Girls Will Be Women at The Spitfire Grill
A Review by Eleanor Svaton
There's a test most people have heard of that measures whether a narrative is at least minimally feminist-friendly: the Bechdel Test. The rules are that there must be two named female characters that speak to one another about something other than a man. Most Hollywood films do not pass this test. Go ahead and think about the movies you've seen recently... If they do pass, that's great, but still not the norm by any stretch. Now there's another test called the “Mako Mori” test, which supplies an alternative barometer for meeting the minimum: at least one female character with her own narrative arc that doesn't support a man's. I'd like to introduce the “Spitfire” test: the story is about women—women's lives, women's pain, women's spaces, women's burdens, women's joys, women's power, women's trials, women's desires, and women's strength in numbers—and they don't get saved by any men. Sure, there are a couple of men in The Spitfire Grill who have names, and one even has his own small narrative arc that doesn't support a woman's. But, the “Spitfire” test means that at the center of the story are women who save themselves and the people around them of whatever gender may be in need.
Spitfire's story feels familiar: a small town, someone trying to escape the past, buried secrets, revelation and transformation. Perchance, or Percy (Jorin Young) as she tells the sheriff of Gilead who meets her at the train station as her new parole officer, is a young woman with a past. Hannah (Christine Lamborn), the matriarch of a Gilead that has seen better days to say the least, is the proprietor of the town's only restaurant: The Spitfire Grill. Shelby (Rachel Uyeno), Hannah's niece by marriage, is sheltered and sweet and smart. These are the three dynamic female characters that together form the heart and soul of The Spitfire Grill, now playing at the Kennedy Theatre at the University of Hawai`i at Manoa. In this stage musical adaptation of the film of the same name, these women come together to support one another, at first begrudgingly, and later in ways they could have never imagined. Lamborn convincingly and commandingly portrays a character much, much older than herself whether barking orders at Percy, berating her nephew, or singing and dancing around the Grill, making Hannah's story arc perhaps the most compelling of the mix. Uyeno's sweet and steady voice, physical grace, and precision in the performance of Shelby are the perfect foil to Young's raw and affective explosiveness as Percy.

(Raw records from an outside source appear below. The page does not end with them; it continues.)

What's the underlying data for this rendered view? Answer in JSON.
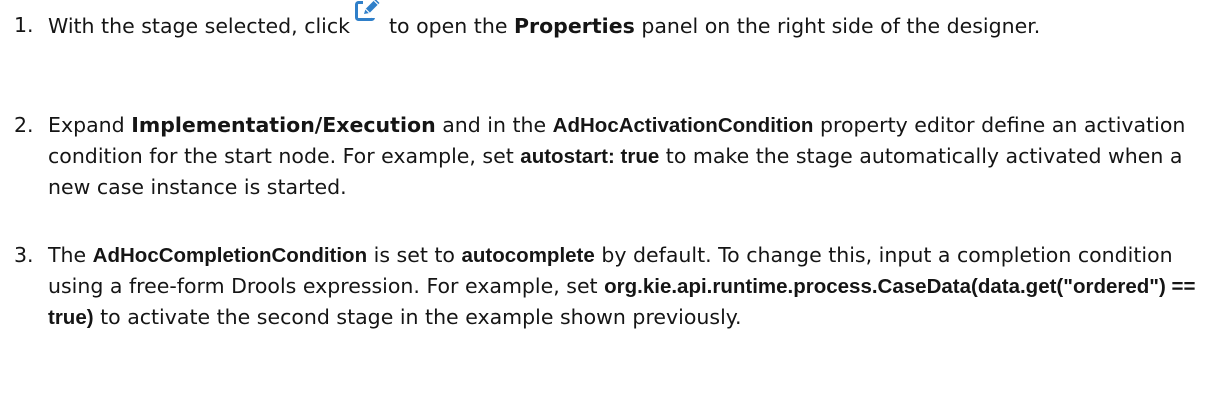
{
  "steps": [
    {
      "number": "1.",
      "text_before_icon": "With the stage selected, click",
      "icon": "edit-icon",
      "text_after_icon": "to open the",
      "properties_label": "Properties",
      "text_end": "panel on the right side of the designer."
    },
    {
      "number": "2.",
      "expand_word": "Expand",
      "implementation_label": "Implementation/Execution",
      "text_mid": "and in the",
      "activation_condition_label": "AdHocActivationCondition",
      "text_after_label": "property editor define an activation condition for the start node. For example, set",
      "autostart_value": "autostart: true",
      "text_end": "to make the stage automatically activated when a new case instance is started."
    },
    {
      "number": "3.",
      "the_word": "The",
      "completion_condition_label": "AdHocCompletionCondition",
      "text_mid": "is set to",
      "autocomplete_value": "autocomplete",
      "text_after_value": "by default. To change this, input a completion condition using a free-form Drools expression. For example, set",
      "expression_value": "org.kie.api.runtime.process.CaseData(data.get(\"ordered\") == true)",
      "text_end": "to activate the second stage in the example shown previously."
    }
  ],
  "colors": {
    "text": "#151515",
    "icon": "#2f7fc9"
  }
}
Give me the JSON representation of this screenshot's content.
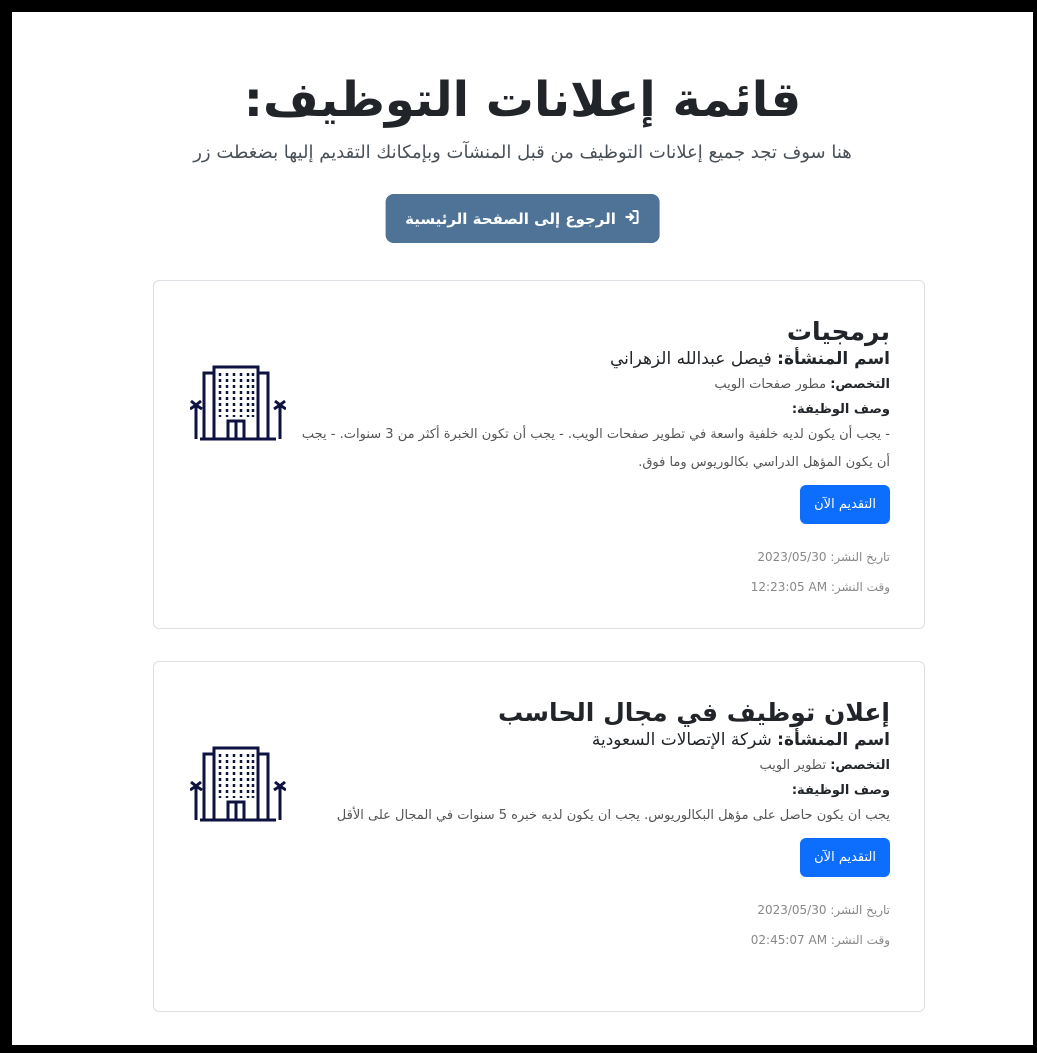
{
  "header": {
    "title": "قائمة إعلانات التوظيف:",
    "subtitle": "هنا سوف تجد جميع إعلانات التوظيف من قبل المنشآت وبإمكانك التقديم إليها بضغطت زر",
    "home_button_label": "الرجوع إلى الصفحة الرئيسية",
    "home_button_icon": "sign-in-icon"
  },
  "labels": {
    "company": "اسم المنشأة:",
    "specialty": "التخصص:",
    "description": "وصف الوظيفة:",
    "apply": "التقديم الآن",
    "posted_date": "تاريخ النشر:",
    "posted_time": "وقت النشر:"
  },
  "jobs": [
    {
      "title": "برمجيات",
      "company": "فيصل عبدالله الزهراني",
      "specialty": "مطور صفحات الويب",
      "description": "- يجب أن يكون لديه خلفية واسعة في تطوير صفحات الويب. - يجب أن تكون الخبرة أكثر من 3 سنوات. - يجب أن يكون المؤهل الدراسي بكالوريوس وما فوق.",
      "date": "2023/05/30",
      "time": "12:23:05 AM",
      "icon": "building-icon"
    },
    {
      "title": "إعلان توظيف في مجال الحاسب",
      "company": "شركة الإتصالات السعودية",
      "specialty": "تطوير الويب",
      "description": "يجب ان يكون حاصل على مؤهل البكالوريوس. يجب ان يكون لديه خبره 5 سنوات في المجال على الأقل",
      "date": "2023/05/30",
      "time": "02:45:07 AM",
      "icon": "building-icon"
    }
  ],
  "colors": {
    "home_button": "#4e7396",
    "apply_button": "#0d6efd",
    "building_icon": "#0d1240"
  }
}
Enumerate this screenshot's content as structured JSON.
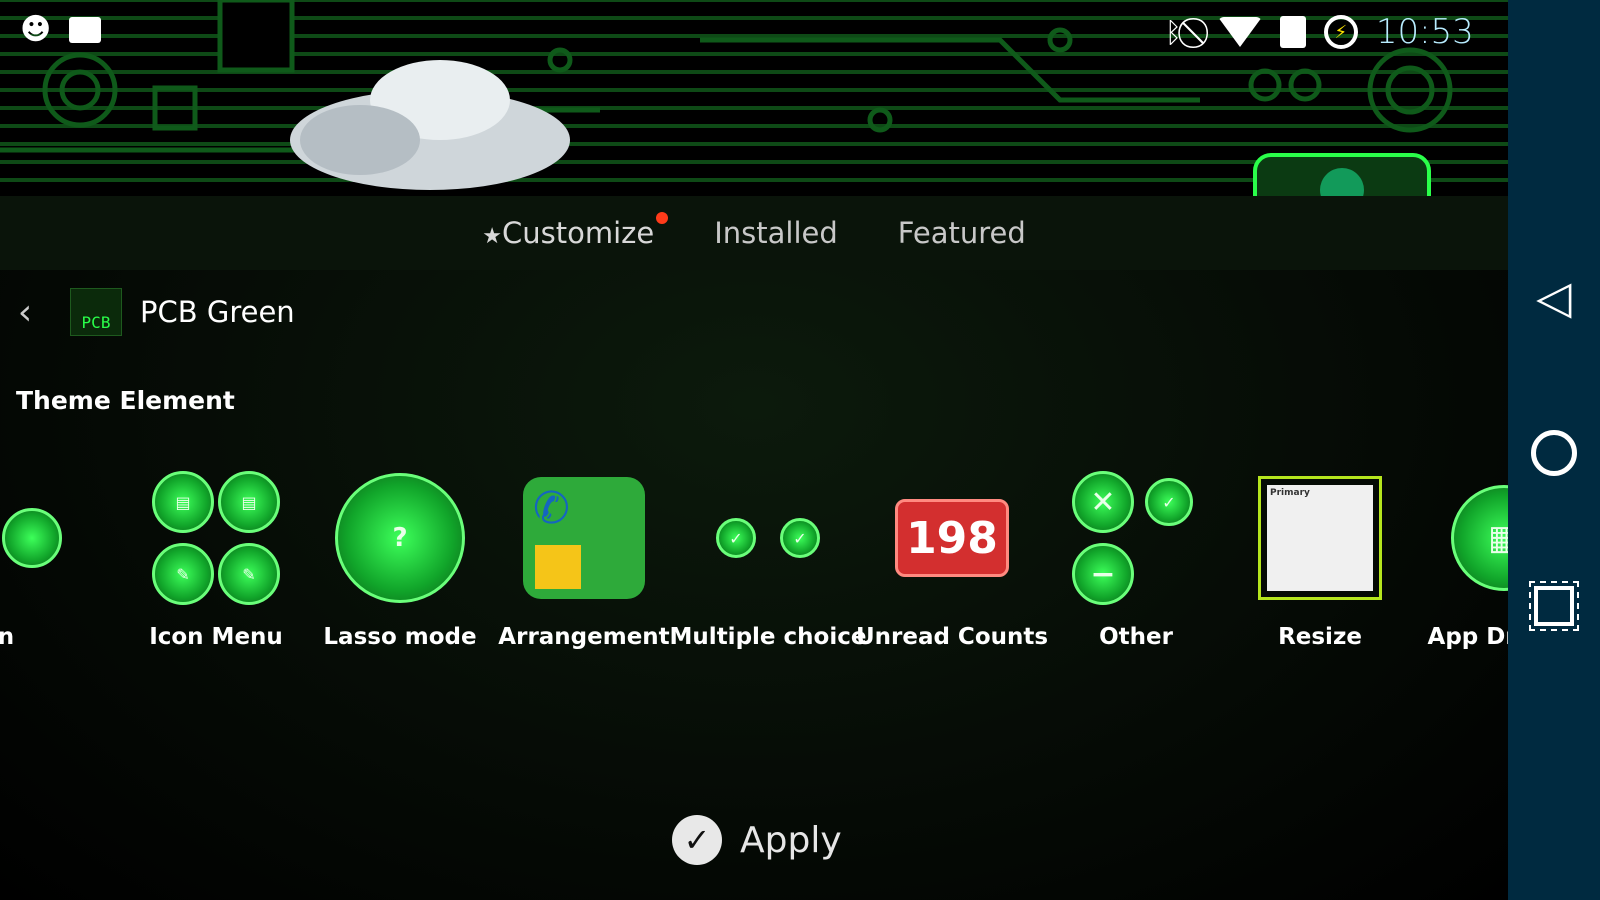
{
  "status_bar": {
    "time": "10:53",
    "left_icons": [
      "cyanogen-mascot-icon",
      "briefcase-icon"
    ],
    "right_icons": [
      "bluetooth-icon",
      "do-not-disturb-icon",
      "wifi-icon",
      "no-sim-icon",
      "battery-charging-icon"
    ]
  },
  "tabs": [
    {
      "label": "Customize",
      "icon": "star",
      "active": true,
      "notification": true
    },
    {
      "label": "Installed"
    },
    {
      "label": "Featured"
    }
  ],
  "theme": {
    "name": "PCB Green",
    "thumb_text": "PCB"
  },
  "section_title": "Theme Element",
  "elements": [
    {
      "label": "Icon"
    },
    {
      "label": "Icon Menu"
    },
    {
      "label": "Lasso mode"
    },
    {
      "label": "Arrangement"
    },
    {
      "label": "Multiple choice"
    },
    {
      "label": "Unread Counts",
      "badge": "198"
    },
    {
      "label": "Other"
    },
    {
      "label": "Resize",
      "preview_header": "Primary"
    },
    {
      "label": "App Drawer"
    }
  ],
  "apply_label": "Apply",
  "colors": {
    "accent": "#2aff4a",
    "navbar": "#002a40",
    "notification": "#ff3b1a",
    "clock": "#b8ecff"
  }
}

The actors' portrayals make sense of the attraction the characters have for one another in their abilities to display and offer the kind of strengths the other needs.
What makes this story special is how, as mentioned by Lurana Donnels O'Malley in her director's note, “the women of the Grill harness their own creativity to face their problems.” None of the women in Spitfire chooses to rely or depend on a man to care for or solve their problems. Instead, they go from dealing with everything alone—from essentially being alone—to sharing the burden with each other—bonding with other women in a way that is practical, nurturing, and empowering. This message is more important than any other for girls and women of all ages to see. These three women are so many of us, locked away in our pain, fear, loneliness, and regret. What keeps us locked away, so often, is lack of empathy, lack of representation, lack of alternative models for how to handle the struggles women universally face. Yes, men face struggles, too, but the world is full—over-fricking-flowing-the-brim full—of those narratives. For girls and women to learn that they can be the authors of their own fate, that they can make their own mistakes and learn from them, that they can change and grow and make their own choices, that they can choose each other over the traditional male savior and protector... these are the lessons The Spitfire Grill offers through its storytelling.
The male characters are mainly kept on the periphery, as is the town gossip-girl Effy (Emily Steward), until she starts to be contagiously infected by the positive atmosphere of the other women. Effy changes from hurtful and mean to helpful and happy in way that was delightful to watch. I actually felt sorry for her when she wasn't fully integrated as part of the women's inner circle, which shows the ability of Steward in lifting her character to much more than than the caricature she could have easily have remained.
O'Malley and company have created an entertaining, beautiful, heartwarming show. The plot is simple yet imaginative, the music and songs range from playful to soulful, and the performances and overall production are very, very good. This is a thoroughly enjoyable and ultimately satisfying musical to watch. There's just enough mystery to keep the audience looking ahead and more than enough talent and quality to keep them engaged throughout. I could say a lot more about the many barely-mentioned aspects of this production and all the artists involved, and yet I think I'll stop here. I've managed to discuss what I believe to be the most worthy of my thoughts and words. I suggest you go and decide for yourself what you find of value in a little town called Gilead, where something's definitely cooking at the Spitfire Grill.